Whatever hope car companies had that economies in Europe might mend in 2013, which would help their fortunes, has disappeared. Sales figures for the region in November tumbled from a year earlier, and some of the strongest nations based on GDP activity posted impressive declines. The firewall that countries like Germany might build for the industry has vanished.
The European Automobile Manufacturers’ Association reported:
In November, demand for new cars was down for the fourteenth consecutive month in the EU, dropping by 10.3% compared with November 2011 which counted on average the same number of working days in the region. In total, 926,486 new cars were registered. From January to November, the EU recorded 11,255,094 new cars, or 7.6% less than in the same period a year ago.

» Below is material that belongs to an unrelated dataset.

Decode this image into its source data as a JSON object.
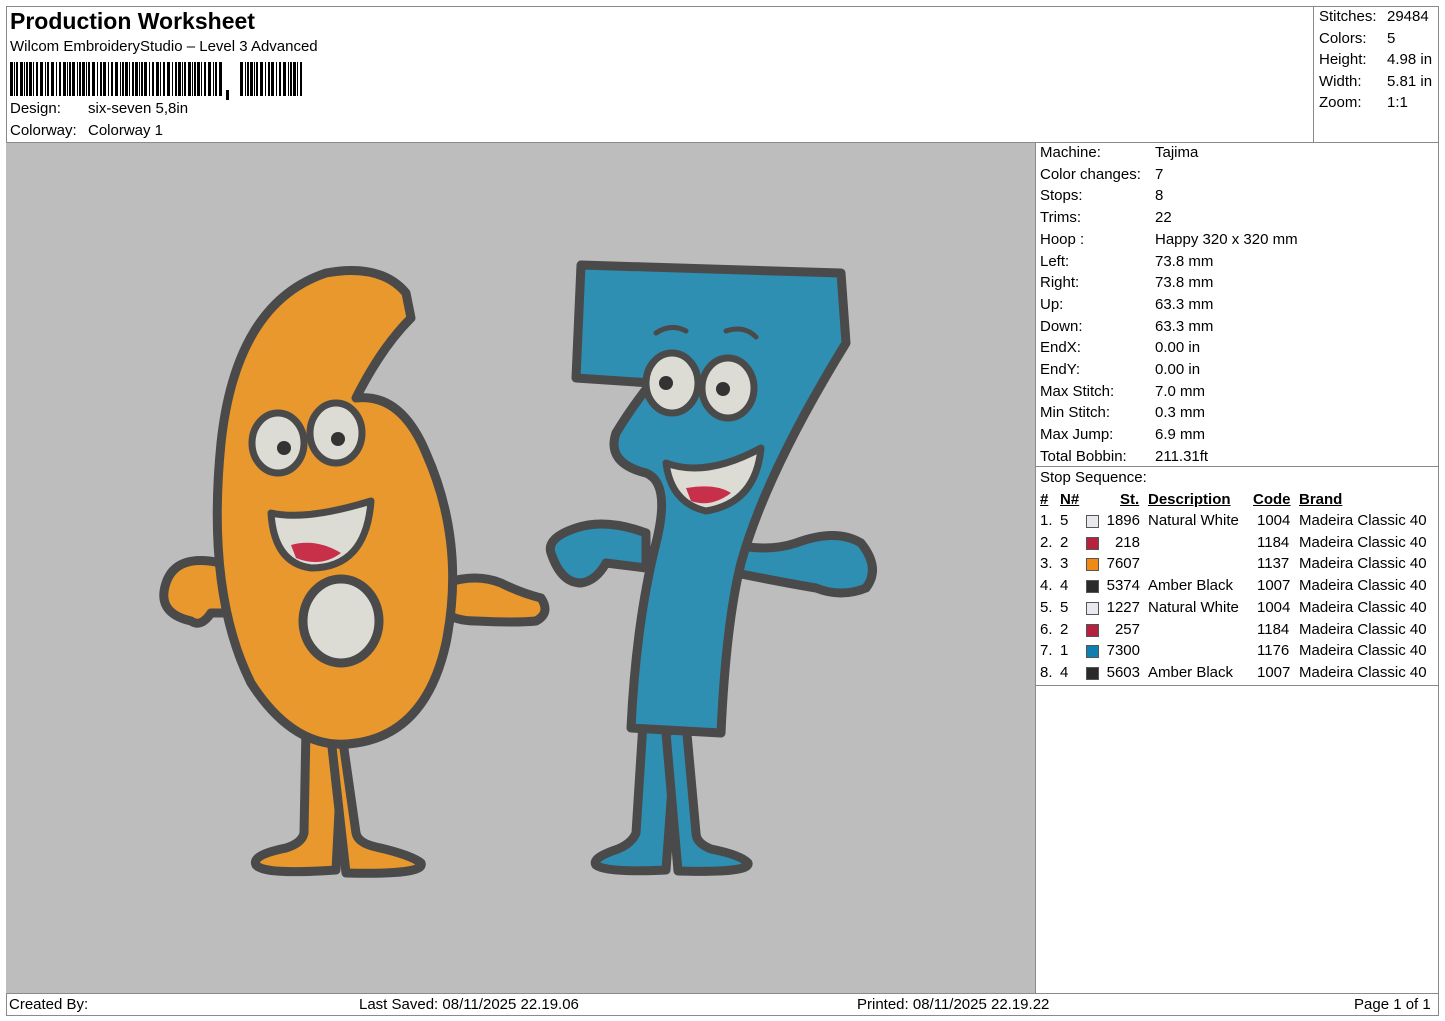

Those numbers tell that the EU market is smaller than the one in the United States.
On a nation-by-nation basis:
New car registrations in November were up 11.3% in the UK, while declining in all other significant markets: -3.5% in Germany, -19.2% in France, -20.1% in Italy and -20.3% in Spain
It is easy to understand the figures for Italy and Spain. It is harder to figure the ones for France and, particularly, Germany. As sales reached a low for the first 11 months not seen since 1993, not one pocket of strength among the largest economies on the continent remains.
Car sales are a relatively good measure of a country’s overall financial fortunes. They tell something about consumer confidence, access to credit and industrial resurgence. In America, car sales have risen 14% over the first 11 months of 2012. While that does not mirror a GDP improvement of 2.5% or so, both numbers are improving.
In Europe, by all measures, Italy and Spain are in recession. France probably is not, and Germany’s economy continues to grow, albeit modestly. Still, cars sales were off by almost a fifth in France during November. That probably shows that French consumers have become extremely cautious about their prospects next year.
In Germany the car sales numbers are even more menacing. The most moderate drop in sales sends a signal that German consumers are troubled.
The car sales news is awfully bad for companies such as General Motors Co. (NYSE: GM) and Ford Motor Co. (NYSE: F), which are losing hundreds of millions of dollars a year in the region. More importantly, as a measure of consumer confidence, the negative news indicates not just future trouble for these companies, but also an undercurrent of the lack of an overall recovery soon.
Douglas A. McIntyre